Women still do more housework than men.
They spend around 10 hours a week more on household chores than men, according to a study of couples across the UK.
But the relative weight of your partner also affects how much housework you do – the slimmer you are compared to your partner, the more chores you do.
‘There is a gender gap in housework as women devote almost 10 more hours a week in comparison to men,’ say the researchers writing in the Review of Economics of the Household. ‘We also find that a relatively higher BMI is associated with a smaller share of housework.’
The researchers tapped into a database of 10,300 people aged 18 to 65, living in around 5,000 homes across the UK. For their analysis, they used data collected from 3,331 couples.
Women still do more housework than men. They spend around 10 hours a week more on household chores than men, according to a study of couples across the UK (file image)
Results show that men do 6.13hours of housework a week, while women put in 15.84hours (file image)
Results show that men do 6.13hours of housework a week, while women put in 15.84hours.

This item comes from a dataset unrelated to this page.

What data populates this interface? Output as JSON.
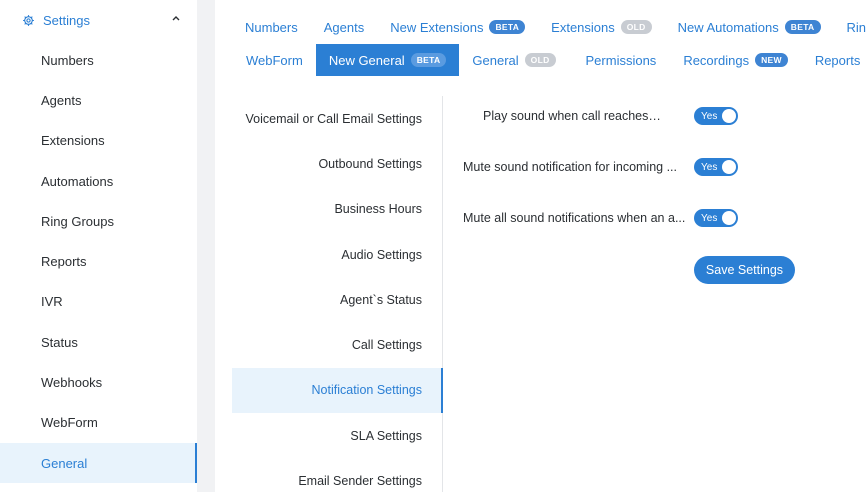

The hours put in on chores were also found to be affected by the relative weights of the couple.
On average, the BMI (body mass index) of the men and women in the couples in the study was about the same – around 26. BMI is a measure of weight relative to height.
The researchers found that when one partner was heavier than the other, the less housework they did.

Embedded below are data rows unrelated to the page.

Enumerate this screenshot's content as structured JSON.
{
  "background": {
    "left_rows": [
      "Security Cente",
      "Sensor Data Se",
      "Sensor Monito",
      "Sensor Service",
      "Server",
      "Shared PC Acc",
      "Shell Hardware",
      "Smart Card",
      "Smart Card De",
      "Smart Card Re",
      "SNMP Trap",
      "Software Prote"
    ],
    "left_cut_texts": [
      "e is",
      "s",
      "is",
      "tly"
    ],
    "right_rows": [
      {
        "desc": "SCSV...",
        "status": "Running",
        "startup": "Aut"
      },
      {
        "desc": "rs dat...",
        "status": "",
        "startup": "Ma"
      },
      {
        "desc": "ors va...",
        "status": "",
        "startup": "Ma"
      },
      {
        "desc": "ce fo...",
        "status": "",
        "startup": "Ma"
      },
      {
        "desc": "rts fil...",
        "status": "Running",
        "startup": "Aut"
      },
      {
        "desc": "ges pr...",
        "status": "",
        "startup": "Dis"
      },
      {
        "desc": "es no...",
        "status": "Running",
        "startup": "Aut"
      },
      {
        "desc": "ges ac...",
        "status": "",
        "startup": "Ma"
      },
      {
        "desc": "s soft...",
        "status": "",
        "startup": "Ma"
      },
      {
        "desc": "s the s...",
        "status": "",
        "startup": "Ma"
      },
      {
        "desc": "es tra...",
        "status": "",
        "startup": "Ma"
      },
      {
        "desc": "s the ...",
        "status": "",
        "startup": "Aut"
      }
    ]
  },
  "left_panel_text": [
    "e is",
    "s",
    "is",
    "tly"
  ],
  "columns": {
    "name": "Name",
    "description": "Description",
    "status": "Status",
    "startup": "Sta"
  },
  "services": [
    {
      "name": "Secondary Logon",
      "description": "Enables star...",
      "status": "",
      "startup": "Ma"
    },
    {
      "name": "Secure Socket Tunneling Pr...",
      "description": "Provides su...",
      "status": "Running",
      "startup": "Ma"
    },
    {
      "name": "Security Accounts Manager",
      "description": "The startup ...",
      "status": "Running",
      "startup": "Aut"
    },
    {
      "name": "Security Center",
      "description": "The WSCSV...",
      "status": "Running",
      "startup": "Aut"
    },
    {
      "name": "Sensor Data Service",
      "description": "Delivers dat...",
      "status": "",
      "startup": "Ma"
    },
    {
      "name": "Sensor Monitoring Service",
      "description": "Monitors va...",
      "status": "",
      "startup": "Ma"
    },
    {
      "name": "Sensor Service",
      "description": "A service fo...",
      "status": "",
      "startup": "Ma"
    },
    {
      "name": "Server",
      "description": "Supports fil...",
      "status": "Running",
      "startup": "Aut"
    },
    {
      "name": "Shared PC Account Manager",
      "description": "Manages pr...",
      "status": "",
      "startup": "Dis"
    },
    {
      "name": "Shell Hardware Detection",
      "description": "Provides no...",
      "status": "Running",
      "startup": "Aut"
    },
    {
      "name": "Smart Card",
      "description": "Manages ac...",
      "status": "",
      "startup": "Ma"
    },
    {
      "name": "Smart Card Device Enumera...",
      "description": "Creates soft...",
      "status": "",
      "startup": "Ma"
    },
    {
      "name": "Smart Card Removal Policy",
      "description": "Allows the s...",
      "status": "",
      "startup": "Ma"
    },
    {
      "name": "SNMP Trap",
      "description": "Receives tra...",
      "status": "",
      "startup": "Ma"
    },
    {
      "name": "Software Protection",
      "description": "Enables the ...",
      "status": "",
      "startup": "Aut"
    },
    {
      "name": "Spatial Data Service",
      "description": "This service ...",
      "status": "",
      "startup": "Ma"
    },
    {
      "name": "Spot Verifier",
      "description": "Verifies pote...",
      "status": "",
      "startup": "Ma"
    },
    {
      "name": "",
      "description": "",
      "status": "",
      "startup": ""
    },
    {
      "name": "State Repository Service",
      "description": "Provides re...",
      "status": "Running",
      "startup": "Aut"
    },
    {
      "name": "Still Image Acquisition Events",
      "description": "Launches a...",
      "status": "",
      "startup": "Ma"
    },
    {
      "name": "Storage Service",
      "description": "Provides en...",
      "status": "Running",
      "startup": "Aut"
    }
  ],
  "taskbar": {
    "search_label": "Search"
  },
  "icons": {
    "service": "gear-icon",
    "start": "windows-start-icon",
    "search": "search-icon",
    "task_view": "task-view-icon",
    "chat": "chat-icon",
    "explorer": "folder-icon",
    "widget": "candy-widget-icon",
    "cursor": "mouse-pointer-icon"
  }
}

An increase of one unit in their BMI, leads to an eight per cent drop in the household indicator, a measure of the housework share.
The results held for couples where both man and woman worked, and for those where only one was employed.
The findings are at odds with a compensation effect theory, that people with what are perceived to be negative traits, such as greater weight, put in more effort to compensate.
Previous research has shown that higher-BMI spouses compensate their partners by increasing the amount of paid work. The researchers found no evidence that higher BMI partners did more paid work.
Just why heavier partners do less unpaid housework, and lighter ones do more, is unclear. It may, suggest the researchers, be simply be that chores are physically demanding.
‘We find that a relatively higher BMI is associated with a smaller share of housework,’ say the researchers from the University of Zaragoza, Spain.
‘One may argue this compensating mechanism in marriage leads spouses with a higher BMI to do more housework when married to slimmer spouses than when married to spouses who are also overweight.’
They add, ‘On the contrary, higher BMI may be related to less housework, since overweight and obesity are related to a decline in physical functioning, and household chores are physically demanding.’